Along with the rise of AI and AR have come increasing focus on personalization in the customer experience. Using the data collected on shoppers from their interactions with a brand across multiple channels, retailers are able to create a tailored shopping experience to match their individual interests. Some of the retailers leading the pack in personalization include Sephora, The Body Shop, and Walmart, who topped Sailthru’s Annual Retail Personalization Index, which ranks the retail industry’s top brands according to how well they personalize the customer experience.
Supreme Court Tax Ruling

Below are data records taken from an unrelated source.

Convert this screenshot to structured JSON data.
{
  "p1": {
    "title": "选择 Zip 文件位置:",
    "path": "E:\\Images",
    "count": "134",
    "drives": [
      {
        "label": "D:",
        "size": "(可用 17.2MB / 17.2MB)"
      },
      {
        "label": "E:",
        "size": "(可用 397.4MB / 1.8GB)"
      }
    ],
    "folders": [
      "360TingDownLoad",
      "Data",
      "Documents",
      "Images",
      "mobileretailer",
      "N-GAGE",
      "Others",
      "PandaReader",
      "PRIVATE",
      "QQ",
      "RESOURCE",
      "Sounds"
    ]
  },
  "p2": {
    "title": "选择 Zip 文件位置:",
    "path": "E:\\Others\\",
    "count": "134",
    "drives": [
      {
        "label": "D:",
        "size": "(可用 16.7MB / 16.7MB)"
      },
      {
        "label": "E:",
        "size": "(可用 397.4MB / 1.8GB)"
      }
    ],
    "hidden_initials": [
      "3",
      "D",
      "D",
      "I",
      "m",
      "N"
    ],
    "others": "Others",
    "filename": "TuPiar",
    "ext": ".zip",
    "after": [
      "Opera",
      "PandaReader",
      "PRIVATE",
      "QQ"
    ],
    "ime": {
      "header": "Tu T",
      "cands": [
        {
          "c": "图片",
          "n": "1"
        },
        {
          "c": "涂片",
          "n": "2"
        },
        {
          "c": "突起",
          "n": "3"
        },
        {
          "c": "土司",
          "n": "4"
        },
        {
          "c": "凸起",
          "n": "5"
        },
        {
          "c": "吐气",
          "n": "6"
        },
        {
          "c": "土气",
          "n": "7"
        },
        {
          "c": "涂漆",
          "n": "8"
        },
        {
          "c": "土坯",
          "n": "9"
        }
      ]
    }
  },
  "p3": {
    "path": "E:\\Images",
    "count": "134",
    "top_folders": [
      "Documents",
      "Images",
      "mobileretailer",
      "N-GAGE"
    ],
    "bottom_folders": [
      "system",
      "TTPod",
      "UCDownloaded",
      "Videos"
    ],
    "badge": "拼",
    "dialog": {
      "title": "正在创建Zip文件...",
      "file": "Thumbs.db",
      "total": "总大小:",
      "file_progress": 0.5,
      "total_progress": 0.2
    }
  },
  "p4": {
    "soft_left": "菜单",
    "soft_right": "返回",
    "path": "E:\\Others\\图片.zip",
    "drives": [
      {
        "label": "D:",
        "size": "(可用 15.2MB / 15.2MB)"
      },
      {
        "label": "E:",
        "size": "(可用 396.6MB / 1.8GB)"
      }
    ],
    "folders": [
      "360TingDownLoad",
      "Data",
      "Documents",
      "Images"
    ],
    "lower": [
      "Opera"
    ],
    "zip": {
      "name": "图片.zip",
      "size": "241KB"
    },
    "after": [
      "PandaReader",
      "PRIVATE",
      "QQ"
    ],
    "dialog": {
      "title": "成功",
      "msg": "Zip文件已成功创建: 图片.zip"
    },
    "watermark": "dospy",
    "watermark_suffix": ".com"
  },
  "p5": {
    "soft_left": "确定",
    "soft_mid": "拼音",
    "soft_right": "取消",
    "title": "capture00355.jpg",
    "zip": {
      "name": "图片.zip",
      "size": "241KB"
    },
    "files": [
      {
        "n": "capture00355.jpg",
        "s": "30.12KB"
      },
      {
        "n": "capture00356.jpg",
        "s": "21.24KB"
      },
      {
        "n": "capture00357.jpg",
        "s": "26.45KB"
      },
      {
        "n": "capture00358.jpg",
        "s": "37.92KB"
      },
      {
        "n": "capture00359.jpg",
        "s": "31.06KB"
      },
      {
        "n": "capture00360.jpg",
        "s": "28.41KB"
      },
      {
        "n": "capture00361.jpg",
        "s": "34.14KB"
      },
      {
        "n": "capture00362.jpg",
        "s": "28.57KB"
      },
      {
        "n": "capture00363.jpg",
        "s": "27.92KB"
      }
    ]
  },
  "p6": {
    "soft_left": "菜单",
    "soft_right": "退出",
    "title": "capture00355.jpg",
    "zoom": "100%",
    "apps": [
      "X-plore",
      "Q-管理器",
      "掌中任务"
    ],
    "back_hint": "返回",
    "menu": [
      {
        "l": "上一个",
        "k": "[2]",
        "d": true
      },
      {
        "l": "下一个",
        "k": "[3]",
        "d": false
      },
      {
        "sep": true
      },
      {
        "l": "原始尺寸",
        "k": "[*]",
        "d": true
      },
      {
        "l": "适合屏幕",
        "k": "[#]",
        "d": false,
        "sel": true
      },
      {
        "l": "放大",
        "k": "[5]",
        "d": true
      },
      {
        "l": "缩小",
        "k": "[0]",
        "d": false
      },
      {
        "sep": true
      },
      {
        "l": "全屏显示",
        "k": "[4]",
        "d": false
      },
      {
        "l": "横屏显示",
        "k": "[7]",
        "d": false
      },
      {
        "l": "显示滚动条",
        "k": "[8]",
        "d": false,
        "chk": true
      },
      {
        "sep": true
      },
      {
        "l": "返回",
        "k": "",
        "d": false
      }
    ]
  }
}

In June of this year, the US Supreme Court ruled that all states and local governments are now allowed to require online retailers to collect sales taxes, even if they do not have a physical presence in the state. By November, at least 27 states had applied economic nexus statutes that followed the South Dakota model, and many states began applying penalties and interest on businesses that did not comply. The additional costs to retailers in achieving compliance has proven to be a significant burden, and many are scrambling to address the tax changes. If you haven’t already, we advise you to speak with your eCommerce platform provider to help you make the necessary changes to your site.
Rise of Omnichannel
Omnichannel proved to be more than just a buzzword in 2018. According to a study by Harvard Business Review, 73% of shoppers used multiple channels during their customer journey. True omnichannel commerceinvolves a seamless customer experience across multiple channels, including digital and brick-and-mortar. Retailers strove to improve the customer journey with offerings like Buy Online Pick Up in Store, Shop by Store, and by selling on marketplaces to reach customers when and where they wanted to shop. Additionally, beyond simply optimizing eCommerce sites for mobile, retailers began building their site with a mobile first mentality to meet growing consumer demands.